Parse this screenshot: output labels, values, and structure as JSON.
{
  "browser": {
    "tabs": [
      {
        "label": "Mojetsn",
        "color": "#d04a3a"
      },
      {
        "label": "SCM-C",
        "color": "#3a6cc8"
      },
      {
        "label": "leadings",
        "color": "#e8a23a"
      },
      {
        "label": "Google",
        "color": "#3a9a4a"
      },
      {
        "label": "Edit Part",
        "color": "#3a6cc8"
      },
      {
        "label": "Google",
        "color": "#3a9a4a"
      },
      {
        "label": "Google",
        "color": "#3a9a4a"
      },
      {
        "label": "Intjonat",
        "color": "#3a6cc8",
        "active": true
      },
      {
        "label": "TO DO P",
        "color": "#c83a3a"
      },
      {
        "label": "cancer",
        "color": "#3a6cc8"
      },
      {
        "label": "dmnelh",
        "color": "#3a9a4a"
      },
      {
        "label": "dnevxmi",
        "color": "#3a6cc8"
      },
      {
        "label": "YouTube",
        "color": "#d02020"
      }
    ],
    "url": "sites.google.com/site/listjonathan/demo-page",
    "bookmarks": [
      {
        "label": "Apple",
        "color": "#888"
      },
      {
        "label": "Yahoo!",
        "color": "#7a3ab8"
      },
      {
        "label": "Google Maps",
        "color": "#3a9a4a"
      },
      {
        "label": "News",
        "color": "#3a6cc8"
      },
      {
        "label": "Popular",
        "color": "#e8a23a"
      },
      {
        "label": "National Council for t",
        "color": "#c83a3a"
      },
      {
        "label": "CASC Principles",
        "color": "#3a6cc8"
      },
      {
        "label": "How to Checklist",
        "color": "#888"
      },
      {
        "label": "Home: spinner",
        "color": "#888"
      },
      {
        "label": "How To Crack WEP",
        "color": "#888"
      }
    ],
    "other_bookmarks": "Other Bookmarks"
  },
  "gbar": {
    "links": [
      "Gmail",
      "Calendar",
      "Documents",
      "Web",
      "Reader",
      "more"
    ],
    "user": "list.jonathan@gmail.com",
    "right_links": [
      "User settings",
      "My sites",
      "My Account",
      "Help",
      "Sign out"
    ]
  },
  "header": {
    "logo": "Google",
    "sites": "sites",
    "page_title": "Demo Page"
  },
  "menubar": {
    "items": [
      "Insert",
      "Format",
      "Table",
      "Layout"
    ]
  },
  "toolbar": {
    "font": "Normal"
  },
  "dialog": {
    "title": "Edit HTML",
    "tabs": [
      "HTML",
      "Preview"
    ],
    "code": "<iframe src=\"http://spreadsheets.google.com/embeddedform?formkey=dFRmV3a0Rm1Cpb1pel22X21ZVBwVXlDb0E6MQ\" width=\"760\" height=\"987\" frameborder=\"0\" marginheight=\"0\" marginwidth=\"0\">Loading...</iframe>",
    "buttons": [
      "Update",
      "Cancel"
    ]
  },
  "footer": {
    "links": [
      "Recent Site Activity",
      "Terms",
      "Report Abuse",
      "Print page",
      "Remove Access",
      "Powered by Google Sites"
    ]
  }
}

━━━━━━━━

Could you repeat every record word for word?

Answer:
Parse this screenshot: output labels, values, and structure as JSON.
{
  "browser": {
    "tabs": [
      {
        "label": "Mojetsn",
        "color": "#d04a3a"
      },
      {
        "label": "SCM-C",
        "color": "#3a6cc8"
      },
      {
        "label": "leadings",
        "color": "#e8a23a"
      },
      {
        "label": "Google",
        "color": "#3a9a4a"
      },
      {
        "label": "Edit Part",
        "color": "#3a6cc8"
      },
      {
        "label": "Google",
        "color": "#3a9a4a"
      },
      {
        "label": "Google",
        "color": "#3a9a4a"
      },
      {
        "label": "Intjonat",
        "color": "#3a6cc8",
        "active": true
      },
      {
        "label": "TO DO P",
        "color": "#c83a3a"
      },
      {
        "label": "cancer",
        "color": "#3a6cc8"
      },
      {
        "label": "dmnelh",
        "color": "#3a9a4a"
      },
      {
        "label": "dnevxmi",
        "color": "#3a6cc8"
      },
      {
        "label": "YouTube",
        "color": "#d02020"
      }
    ],
    "url": "sites.google.com/site/listjonathan/demo-page",
    "bookmarks": [
      {
        "label": "Apple",
        "color": "#888"
      },
      {
        "label": "Yahoo!",
        "color": "#7a3ab8"
      },
      {
        "label": "Google Maps",
        "color": "#3a9a4a"
      },
      {
        "label": "News",
        "color": "#3a6cc8"
      },
      {
        "label": "Popular",
        "color": "#e8a23a"
      },
      {
        "label": "National Council for t",
        "color": "#c83a3a"
      },
      {
        "label": "CASC Principles",
        "color": "#3a6cc8"
      },
      {
        "label": "How to Checklist",
        "color": "#888"
      },
      {
        "label": "Home: spinner",
        "color": "#888"
      },
      {
        "label": "How To Crack WEP",
        "color": "#888"
      }
    ],
    "other_bookmarks": "Other Bookmarks"
  },
  "gbar": {
    "links": [
      "Gmail",
      "Calendar",
      "Documents",
      "Web",
      "Reader",
      "more"
    ],
    "user": "list.jonathan@gmail.com",
    "right_links": [
      "User settings",
      "My sites",
      "My Account",
      "Help",
      "Sign out"
    ]
  },
  "header": {
    "logo": "Google",
    "sites": "sites",
    "page_title": "Demo Page"
  },
  "menubar": {
    "items": [
      "Insert",
      "Format",
      "Table",
      "Layout"
    ]
  },
  "toolbar": {
    "font": "Normal"
  },
  "dialog": {
    "title": "Edit HTML",
    "tabs": [
      "HTML",
      "Preview"
    ],
    "code": "<iframe src=\"http://spreadsheets.google.com/embeddedform?formkey=dFRmV3a0Rm1Cpb1pel22X21ZVBwVXlDb0E6MQ\" width=\"760\" height=\"987\" frameborder=\"0\" marginheight=\"0\" marginwidth=\"0\">Loading...</iframe>",
    "buttons": [
      "Update",
      "Cancel"
    ]
  },
  "footer": {
    "links": [
      "Recent Site Activity",
      "Terms",
      "Report Abuse",
      "Print page",
      "Remove Access",
      "Powered by Google Sites"
    ]
  }
}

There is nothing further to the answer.